Born in Cleveland, OH, in 1928, Ms. Siebert had one dream, to trade on the New York Stock Exchange. Equipped with a passion and some determination, she finally was guaranteed a seat at the Exchange at a time when Wall Street was ruled by men. But it was no easy task. She first had to tackle harsh criticism from male traders, then convince the NYSE to accept her application. But even after she was granted permission, the rules had to change before she was finally allowed a seat. She had to secure her position among the ranks of the market's top traders with a $330,000 loan (that's over $2 million in today's dollars).
Some accounts have her as educated and experienced, others claim she arrived on Wall Street with neither. What is known for sure is that she fell in love with the NYSE after a family trip to the trading floor. And she was determined to become a part of the street, even with all the odds against her.
She is quoted as once stating that all she ever wanted was to get paid as equally as her male colleagues. She was to later start her own brokerage firm and attempt a place in politics. While she succeeded in the first, unfortunately she was to lose the latter. But it did not stop her. She became an advocate for women and financial literacy, and was to finally grow her brokerage company into a reputable business.
Mickie lost her battle to cancer over the weekend. She was 80 years old. Before she died, Mickie had apparently strived through many decades of gender inequality. She rose to the top of the financial sector at a time when women were still, and still are, underrepresented.
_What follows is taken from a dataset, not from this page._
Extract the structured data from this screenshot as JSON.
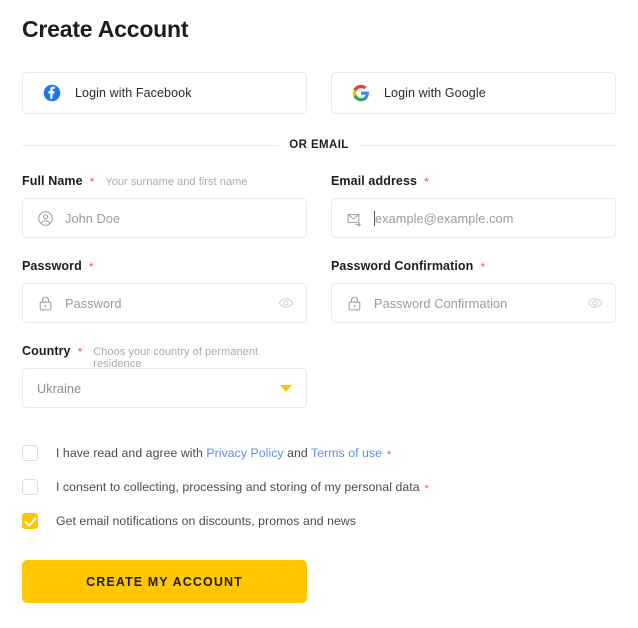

Although she was initially unwelcomed at Wall Street, she is now being praised as a colleague and pioneer - and an inspiration to all women.